the reports being filed daily at

Northern California Outdoor News, Northern California Outdoor Reports Outdoor News 

If you like to explore the great outdoors your choices are essentially infinite in Northern California and Southern Oregon. Use our news pages to plan your next outing!

Northern California Destination News, Northern California Destination Reports


So many places to visit and so little time, but if you scan
these pages you'll know in advance what lies ahead and what
not to miss in the almost-mythical State of Jefferson.
Buddy Photos

You are there! Towering mountains, vast valleys, unique shorelines. Land, water and air bursting with life. Opportunity presents itself. Llghting is right. Click! An image is captured for the ages.

Photo Galleries,

Photo Galleries

A preview of coming attractions...if you are planning a trip to this area be forewarned: What photographers have captured will whet your appetite for what will be an outdoor journey filled with wonders.  

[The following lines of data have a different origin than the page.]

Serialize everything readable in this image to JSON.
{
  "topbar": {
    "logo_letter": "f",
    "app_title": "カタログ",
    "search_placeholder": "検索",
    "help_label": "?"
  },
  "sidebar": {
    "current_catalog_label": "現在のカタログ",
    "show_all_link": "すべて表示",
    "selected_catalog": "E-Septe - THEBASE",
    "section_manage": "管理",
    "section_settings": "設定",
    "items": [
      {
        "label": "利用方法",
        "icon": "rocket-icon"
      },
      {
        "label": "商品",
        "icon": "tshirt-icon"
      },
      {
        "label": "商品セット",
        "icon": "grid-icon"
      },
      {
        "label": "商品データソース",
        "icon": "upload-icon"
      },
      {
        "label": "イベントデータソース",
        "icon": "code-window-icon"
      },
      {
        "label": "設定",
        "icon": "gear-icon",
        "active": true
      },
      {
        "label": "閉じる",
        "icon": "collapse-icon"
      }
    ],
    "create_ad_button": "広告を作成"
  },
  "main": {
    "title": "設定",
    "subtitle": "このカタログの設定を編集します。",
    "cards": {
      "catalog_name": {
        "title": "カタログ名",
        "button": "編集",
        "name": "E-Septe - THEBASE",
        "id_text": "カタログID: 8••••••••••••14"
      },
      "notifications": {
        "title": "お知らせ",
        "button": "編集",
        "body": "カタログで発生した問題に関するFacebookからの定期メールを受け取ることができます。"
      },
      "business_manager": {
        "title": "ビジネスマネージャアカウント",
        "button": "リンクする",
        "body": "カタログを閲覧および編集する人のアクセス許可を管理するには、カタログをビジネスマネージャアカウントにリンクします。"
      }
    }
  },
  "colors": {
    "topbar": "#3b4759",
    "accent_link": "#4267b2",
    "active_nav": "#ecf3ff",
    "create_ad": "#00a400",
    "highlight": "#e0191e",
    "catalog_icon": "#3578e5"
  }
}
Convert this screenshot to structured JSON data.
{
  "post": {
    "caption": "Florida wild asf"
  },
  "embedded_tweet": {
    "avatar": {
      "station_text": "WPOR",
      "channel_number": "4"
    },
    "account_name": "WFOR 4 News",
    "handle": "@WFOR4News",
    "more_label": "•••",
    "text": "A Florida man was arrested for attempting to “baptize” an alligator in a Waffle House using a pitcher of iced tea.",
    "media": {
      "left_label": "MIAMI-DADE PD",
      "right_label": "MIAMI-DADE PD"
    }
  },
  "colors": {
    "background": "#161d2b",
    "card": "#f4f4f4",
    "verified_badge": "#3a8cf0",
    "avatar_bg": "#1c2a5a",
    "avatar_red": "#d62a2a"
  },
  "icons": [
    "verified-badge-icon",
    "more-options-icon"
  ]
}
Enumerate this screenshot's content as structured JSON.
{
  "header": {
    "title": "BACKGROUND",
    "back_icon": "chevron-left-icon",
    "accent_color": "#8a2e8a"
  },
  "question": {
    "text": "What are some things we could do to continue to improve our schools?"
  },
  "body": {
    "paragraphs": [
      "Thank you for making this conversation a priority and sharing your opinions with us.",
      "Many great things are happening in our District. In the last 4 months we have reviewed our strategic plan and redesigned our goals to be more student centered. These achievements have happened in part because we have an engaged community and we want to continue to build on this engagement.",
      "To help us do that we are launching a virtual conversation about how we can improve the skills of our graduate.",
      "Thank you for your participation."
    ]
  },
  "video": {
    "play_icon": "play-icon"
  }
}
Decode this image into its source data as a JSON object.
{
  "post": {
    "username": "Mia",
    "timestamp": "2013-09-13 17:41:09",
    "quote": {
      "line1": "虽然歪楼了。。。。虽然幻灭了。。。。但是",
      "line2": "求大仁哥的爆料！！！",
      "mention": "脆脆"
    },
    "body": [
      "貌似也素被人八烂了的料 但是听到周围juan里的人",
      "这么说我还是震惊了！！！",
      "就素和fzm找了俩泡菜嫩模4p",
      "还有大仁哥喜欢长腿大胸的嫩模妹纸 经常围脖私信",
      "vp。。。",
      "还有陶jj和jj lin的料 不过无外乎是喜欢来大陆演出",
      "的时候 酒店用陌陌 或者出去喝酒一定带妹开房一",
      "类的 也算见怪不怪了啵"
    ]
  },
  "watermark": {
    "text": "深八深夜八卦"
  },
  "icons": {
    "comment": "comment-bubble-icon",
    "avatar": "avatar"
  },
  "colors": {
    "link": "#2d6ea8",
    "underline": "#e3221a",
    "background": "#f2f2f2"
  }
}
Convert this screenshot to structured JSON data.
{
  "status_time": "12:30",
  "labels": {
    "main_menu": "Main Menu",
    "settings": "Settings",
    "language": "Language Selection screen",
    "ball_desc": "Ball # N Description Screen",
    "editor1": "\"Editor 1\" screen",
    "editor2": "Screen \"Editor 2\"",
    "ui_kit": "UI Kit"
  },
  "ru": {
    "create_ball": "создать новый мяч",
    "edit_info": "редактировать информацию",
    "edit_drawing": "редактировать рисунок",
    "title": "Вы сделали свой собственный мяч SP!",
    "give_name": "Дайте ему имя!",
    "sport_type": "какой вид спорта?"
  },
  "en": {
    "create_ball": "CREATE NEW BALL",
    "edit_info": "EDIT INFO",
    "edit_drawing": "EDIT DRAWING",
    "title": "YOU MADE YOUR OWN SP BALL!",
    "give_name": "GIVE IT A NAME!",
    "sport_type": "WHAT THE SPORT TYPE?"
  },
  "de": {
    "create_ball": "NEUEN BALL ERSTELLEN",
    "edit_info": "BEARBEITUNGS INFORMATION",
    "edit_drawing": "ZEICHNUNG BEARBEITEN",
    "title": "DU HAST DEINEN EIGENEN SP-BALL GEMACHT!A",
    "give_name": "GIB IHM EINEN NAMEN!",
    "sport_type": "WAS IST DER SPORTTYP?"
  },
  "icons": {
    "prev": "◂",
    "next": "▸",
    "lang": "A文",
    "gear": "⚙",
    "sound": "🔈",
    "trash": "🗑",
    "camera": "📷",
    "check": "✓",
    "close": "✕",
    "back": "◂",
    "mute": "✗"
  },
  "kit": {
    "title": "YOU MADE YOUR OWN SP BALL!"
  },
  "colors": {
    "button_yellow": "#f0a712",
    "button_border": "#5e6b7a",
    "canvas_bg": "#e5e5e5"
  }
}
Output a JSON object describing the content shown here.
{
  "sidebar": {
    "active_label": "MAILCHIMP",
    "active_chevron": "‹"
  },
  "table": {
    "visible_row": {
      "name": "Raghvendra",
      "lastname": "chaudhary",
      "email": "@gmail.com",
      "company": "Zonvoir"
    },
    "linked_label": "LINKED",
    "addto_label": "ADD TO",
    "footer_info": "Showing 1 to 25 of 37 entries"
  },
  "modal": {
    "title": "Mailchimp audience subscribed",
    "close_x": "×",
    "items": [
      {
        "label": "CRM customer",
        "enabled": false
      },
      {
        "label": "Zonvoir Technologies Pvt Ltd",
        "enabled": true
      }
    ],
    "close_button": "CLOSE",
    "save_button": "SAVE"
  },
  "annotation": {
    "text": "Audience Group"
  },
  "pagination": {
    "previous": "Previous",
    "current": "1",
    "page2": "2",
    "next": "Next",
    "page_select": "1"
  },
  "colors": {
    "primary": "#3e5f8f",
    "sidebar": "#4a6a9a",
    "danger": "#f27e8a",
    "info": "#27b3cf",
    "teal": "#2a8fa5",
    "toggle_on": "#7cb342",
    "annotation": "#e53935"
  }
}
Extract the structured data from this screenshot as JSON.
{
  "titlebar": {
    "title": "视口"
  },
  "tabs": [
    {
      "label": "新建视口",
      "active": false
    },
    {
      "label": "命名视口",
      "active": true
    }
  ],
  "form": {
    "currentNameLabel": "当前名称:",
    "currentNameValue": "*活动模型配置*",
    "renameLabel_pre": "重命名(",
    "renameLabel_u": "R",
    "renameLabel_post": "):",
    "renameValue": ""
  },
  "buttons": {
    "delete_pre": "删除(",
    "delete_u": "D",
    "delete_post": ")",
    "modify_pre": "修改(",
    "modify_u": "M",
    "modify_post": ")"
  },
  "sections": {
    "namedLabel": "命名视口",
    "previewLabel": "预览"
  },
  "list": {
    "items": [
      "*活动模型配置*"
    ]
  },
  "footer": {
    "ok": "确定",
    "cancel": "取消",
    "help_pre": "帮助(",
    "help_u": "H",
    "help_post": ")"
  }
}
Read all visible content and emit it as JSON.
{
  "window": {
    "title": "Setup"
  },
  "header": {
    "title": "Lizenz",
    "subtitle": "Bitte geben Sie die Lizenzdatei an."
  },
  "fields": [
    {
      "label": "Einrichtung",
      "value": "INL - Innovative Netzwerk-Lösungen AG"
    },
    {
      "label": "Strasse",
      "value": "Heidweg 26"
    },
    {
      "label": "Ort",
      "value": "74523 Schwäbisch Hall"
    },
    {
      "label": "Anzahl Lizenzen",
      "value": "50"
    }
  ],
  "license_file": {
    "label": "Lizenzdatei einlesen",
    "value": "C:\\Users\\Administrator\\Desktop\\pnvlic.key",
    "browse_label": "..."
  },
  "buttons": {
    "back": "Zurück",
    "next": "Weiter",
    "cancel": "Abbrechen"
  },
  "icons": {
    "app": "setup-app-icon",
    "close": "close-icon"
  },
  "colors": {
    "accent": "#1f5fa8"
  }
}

Product & Services Directory

Don't let anything come between you and a wonderful weekend, vacation or or auto tour in this region. The fine product and services providers listed here will have what you need to enjoy your visit.  

Come back to for more Northern California and Southern Oregon fishing, hunting and outdoor news, reports, information, opinions and photos.


A friend to all who love the outdoors since 2006

Website Design Photo Credits: thanks the following individuals for contributing photographs for use on our Home and Section pages: Anders Tomlinson of, Casey Allen of Bayside, CA; Jason Haley of Medford, OR; Steve Breth of Burney, CA; Tracy McCormack of Eureka, CA; Grant Thompson of Grand Junction, CO; Richard Bott of Shingletown, CA; Ron Loftus of Yreka, CA; Scott Caldwell of Montague, CA; Lorissa Soriano of Alturas, CA and the late Dave Menke, formerly with the U.S. Fish & Wildlife Service, Klamath Basin National Wildlife Refuge Complex.

Website Design by Anders Tomlinson

©Copyright 2005-2015 by Frank Galusha, Editor and Publisher. Articles and photos are copyright protected and are published exclusively on the Internet by the publisher and may not be copied, displayed, reproduced or published in any other form without the express written permission of same who reserves all rights. Material supplied by others is the copyrighted property of the respective authors. Re-use of any MyOutdoorBuddy content, graphics and photos without written permission by the author(s) for any purpose is strictly prohibited.